CAIRO: Egypt's powerful army called for President Mohamed Morsi and the secular opposition to meet to resolve a deepening crisis over a constitutional referendum as the rival camps organised mass protests Tuesday.
General Abdel Fattah al-Sissi, the country's armed forces chief and defence minister, made the appeal "for the sake of Egypt" to all political groups and movements to meet on Wednesday at a Cairo military sports complex, according to a statement posted on the military's official Facebook page.
It came as tens of thousands of protesters filled Cairo streets to demonstrate for and against the referendum called for Saturday on a draft constitution backed by Morsi and his allies.
Despite fears the rival rallies could mix, sparking clashes like those seen outside the presidential palace last week when seven people were killed, there were no immediate reports of any violence at Tuesday's demonstrations.

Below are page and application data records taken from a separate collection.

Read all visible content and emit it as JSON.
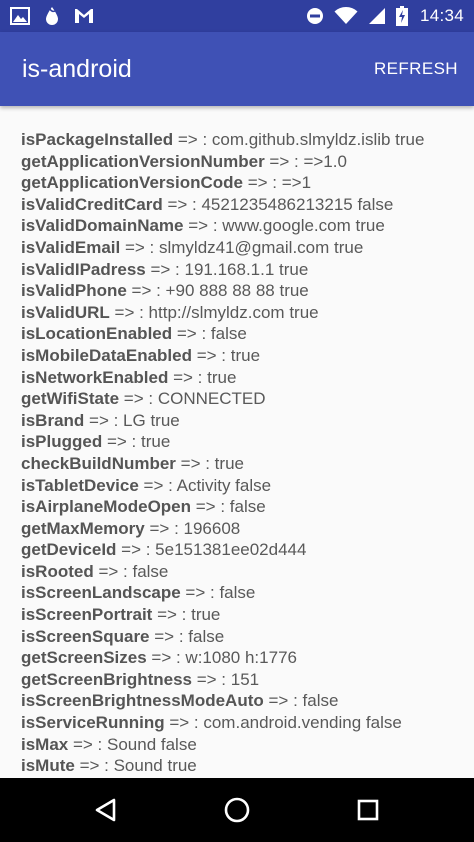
{
  "status_bar": {
    "time": "14:34",
    "left_icons": [
      "image-icon",
      "water-drop-icon",
      "gmail-icon"
    ],
    "right_icons": [
      "do-not-disturb-icon",
      "wifi-icon",
      "signal-icon",
      "battery-charging-icon"
    ]
  },
  "app_bar": {
    "title": "is-android",
    "refresh_label": "REFRESH",
    "color": "#3f51b5",
    "status_color": "#303f9f"
  },
  "results": [
    {
      "method": "isPackageInstalled",
      "value": " => : com.github.slmyldz.islib true"
    },
    {
      "method": "getApplicationVersionNumber",
      "value": " => : =>1.0"
    },
    {
      "method": "getApplicationVersionCode",
      "value": " => : =>1"
    },
    {
      "method": "isValidCreditCard",
      "value": " => : 4521235486213215 false"
    },
    {
      "method": "isValidDomainName",
      "value": " => : www.google.com true"
    },
    {
      "method": "isValidEmail",
      "value": " => : slmyldz41@gmail.com true"
    },
    {
      "method": "isValidIPadress",
      "value": " => : 191.168.1.1 true"
    },
    {
      "method": "isValidPhone",
      "value": " => : +90 888 88 88 true"
    },
    {
      "method": "isValidURL",
      "value": " => : http://slmyldz.com true"
    },
    {
      "method": "isLocationEnabled",
      "value": " => : false"
    },
    {
      "method": "isMobileDataEnabled",
      "value": " => : true"
    },
    {
      "method": "isNetworkEnabled",
      "value": " => : true"
    },
    {
      "method": "getWifiState",
      "value": " => : CONNECTED"
    },
    {
      "method": "isBrand",
      "value": " => : LG true"
    },
    {
      "method": "isPlugged",
      "value": " => : true"
    },
    {
      "method": "checkBuildNumber",
      "value": " => : true"
    },
    {
      "method": "isTabletDevice",
      "value": " => : Activity false"
    },
    {
      "method": "isAirplaneModeOpen",
      "value": " => : false"
    },
    {
      "method": "getMaxMemory",
      "value": " => : 196608"
    },
    {
      "method": "getDeviceId",
      "value": " => : 5e151381ee02d444"
    },
    {
      "method": "isRooted",
      "value": " => : false"
    },
    {
      "method": "isScreenLandscape",
      "value": " => : false"
    },
    {
      "method": "isScreenPortrait",
      "value": " => : true"
    },
    {
      "method": "isScreenSquare",
      "value": " => : false"
    },
    {
      "method": "getScreenSizes",
      "value": " => : w:1080 h:1776"
    },
    {
      "method": "getScreenBrightness",
      "value": " => : 151"
    },
    {
      "method": "isScreenBrightnessModeAuto",
      "value": " => : false"
    },
    {
      "method": "isServiceRunning",
      "value": " => : com.android.vending false"
    },
    {
      "method": "isMax",
      "value": " => : Sound false"
    },
    {
      "method": "isMute",
      "value": " => : Sound true"
    }
  ],
  "nav_bar": {
    "icons": [
      "back-icon",
      "home-icon",
      "recents-icon"
    ]
  }
}
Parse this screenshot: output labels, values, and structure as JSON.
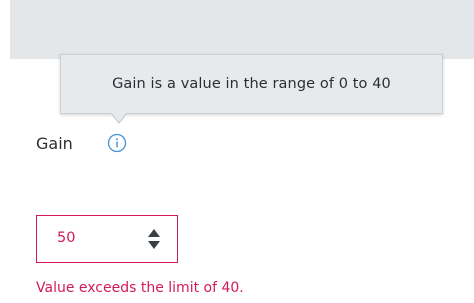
{
  "tooltip": {
    "text": "Gain is a value in the range of 0 to 40"
  },
  "field": {
    "label": "Gain",
    "value": "50",
    "error": "Value exceeds the limit of 40."
  },
  "icons": {
    "info": "info-icon",
    "stepper": "up-down-arrows-icon"
  },
  "colors": {
    "error": "#d3195b",
    "info": "#4a90d9",
    "tooltip_bg": "#e6eaed",
    "top_bar_bg": "#e3e7ea"
  }
}
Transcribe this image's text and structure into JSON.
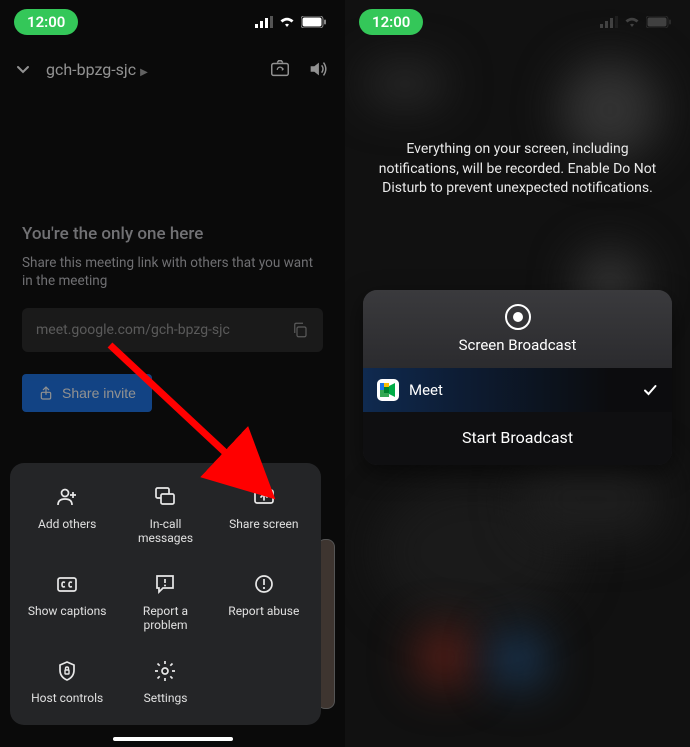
{
  "status": {
    "time": "12:00"
  },
  "left": {
    "meeting_code": "gch-bpzg-sjc",
    "only_one": "You're the only one here",
    "share_desc": "Share this meeting link with others that you want in the meeting",
    "meeting_url": "meet.google.com/gch-bpzg-sjc",
    "share_invite": "Share invite",
    "menu": {
      "add_others": "Add others",
      "in_call_messages": "In-call\nmessages",
      "share_screen": "Share screen",
      "show_captions": "Show captions",
      "report_problem": "Report a\nproblem",
      "report_abuse": "Report abuse",
      "host_controls": "Host controls",
      "settings": "Settings"
    }
  },
  "right": {
    "disclosure": "Everything on your screen, including notifications, will be recorded. Enable Do Not Disturb to prevent unexpected notifications.",
    "card": {
      "title": "Screen Broadcast",
      "app_name": "Meet",
      "start": "Start Broadcast"
    }
  }
}
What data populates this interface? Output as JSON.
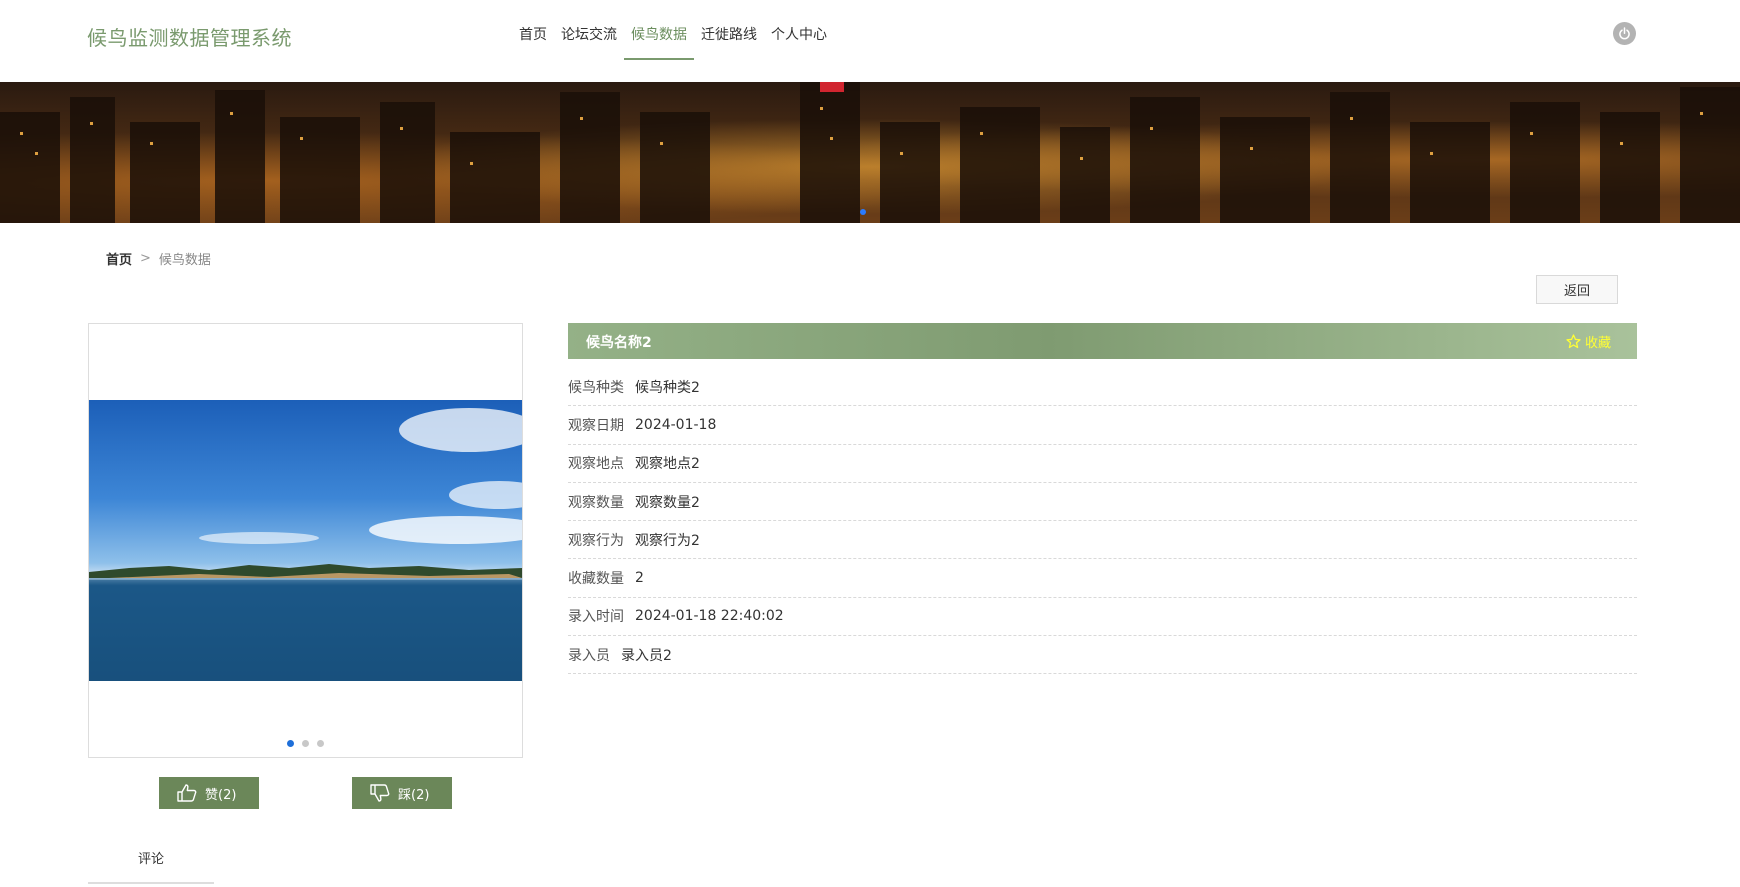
{
  "header": {
    "logo": "候鸟监测数据管理系统",
    "nav": [
      "首页",
      "论坛交流",
      "候鸟数据",
      "迁徙路线",
      "个人中心"
    ],
    "active_nav": "候鸟数据"
  },
  "breadcrumb": {
    "home": "首页",
    "separator": ">",
    "current": "候鸟数据"
  },
  "back_label": "返回",
  "detail": {
    "title": "候鸟名称2",
    "favorite_label": "收藏",
    "rows": [
      {
        "key": "候鸟种类",
        "value": "候鸟种类2"
      },
      {
        "key": "观察日期",
        "value": "2024-01-18"
      },
      {
        "key": "观察地点",
        "value": "观察地点2"
      },
      {
        "key": "观察数量",
        "value": "观察数量2"
      },
      {
        "key": "观察行为",
        "value": "观察行为2"
      },
      {
        "key": "收藏数量",
        "value": "2"
      },
      {
        "key": "录入时间",
        "value": "2024-01-18 22:40:02"
      },
      {
        "key": "录入员",
        "value": "录入员2"
      }
    ]
  },
  "votes": {
    "like_label": "赞(2)",
    "dislike_label": "踩(2)"
  },
  "comment_tab": "评论",
  "carousel": {
    "slides": 3,
    "active": 1
  },
  "colors": {
    "accent": "#7a9a6e",
    "button": "#6b8759",
    "favorite": "#ffff33",
    "active_dot": "#1e6fd9"
  }
}
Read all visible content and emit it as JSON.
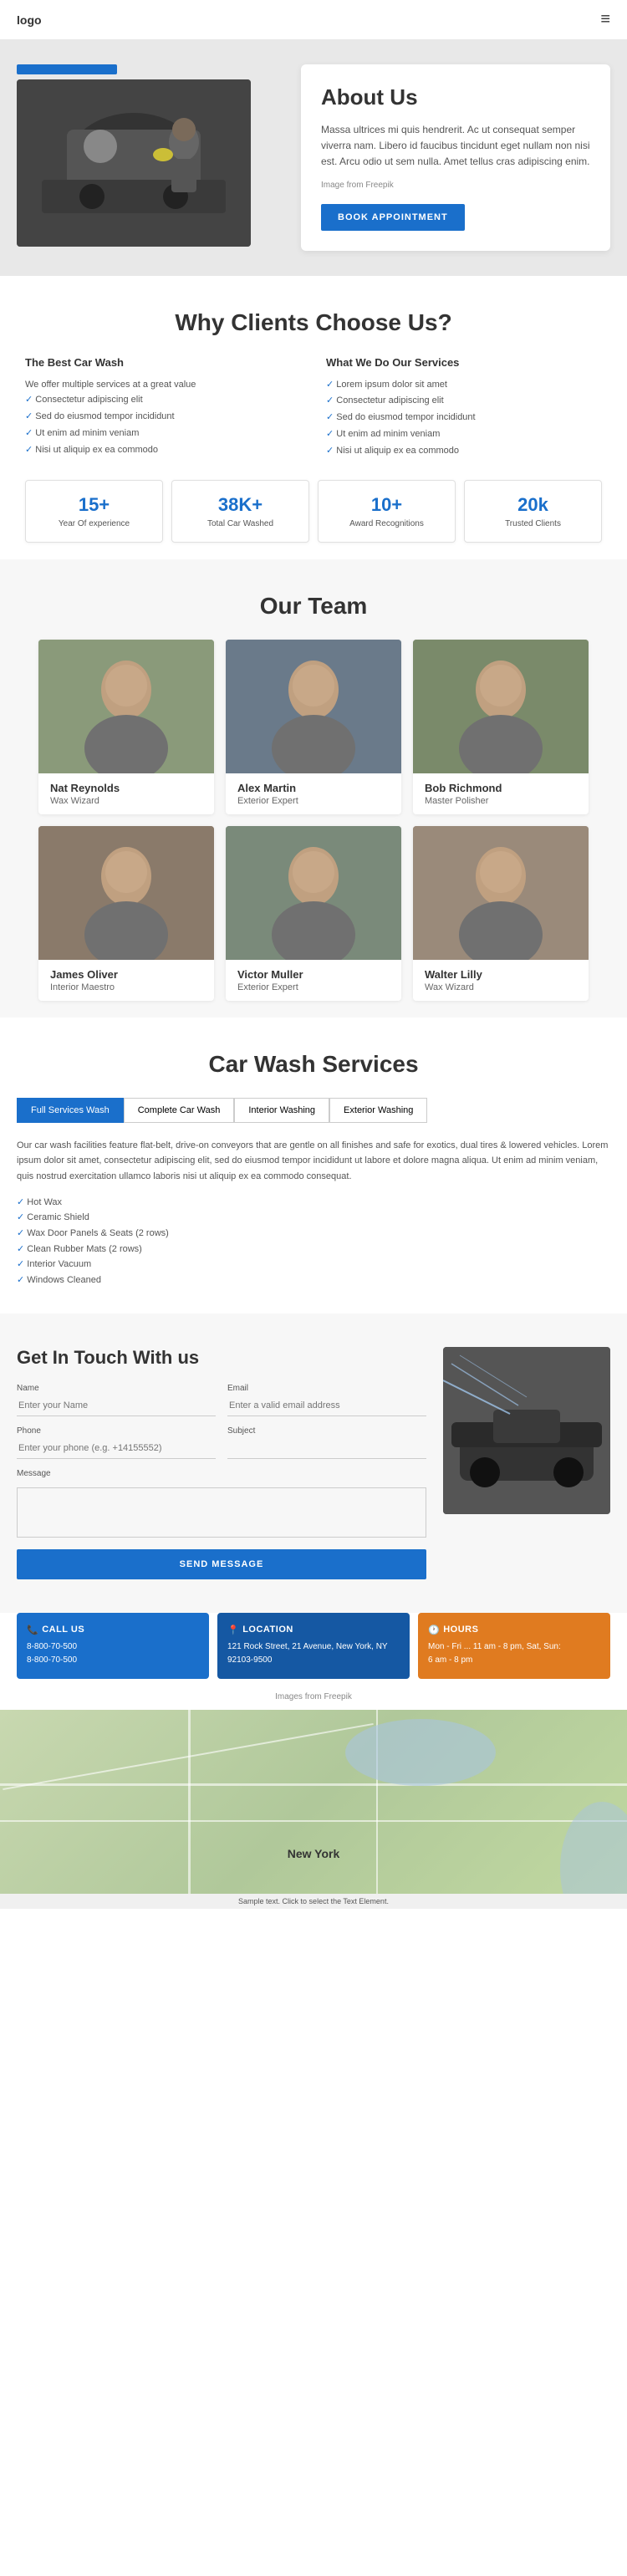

Troops nevertheless had orders from the president to use police powers to protect "vital state institutions" if needed.
Outside the palace, thousands of opposition protesters tore down a metal and concrete barricade to denounce the Saturday referendum, forcing hundreds of soldiers back.
But they made no move to storm the palace itself, and stood around in festive spirits chanting anti-Morsi slogans.
"We are here to say: 'Down with the illegitimate constitution'... If the referendum happens we will have to vote. But hopefully it won't," said one protester, Ahmed Badawy, 29.
At a much bigger counter-demonstration a few kilometres (miles) away gathering tens of thousands of referendum supporters, the mood was equally calm but determined.
"It's the last battle for Islam against the secularists who want to ruin Egypt," said Ahmed Alaa, who was bussed in from the north of the country.
Around him the crowd held up banners saying "Yes to the constitution," and waved Saudi and black Islamist flags as well as the Egyptian one.
However a key group of judges said on Tuesday that they would refuse to oversee the plebiscite. It was not known whether other judges would follow their lead.
The main opposition bloc, the National Salvation Front, is weighing the army plea for a meeting. It has previously said that it would not consider talks unless the referendum is called off. (AFP)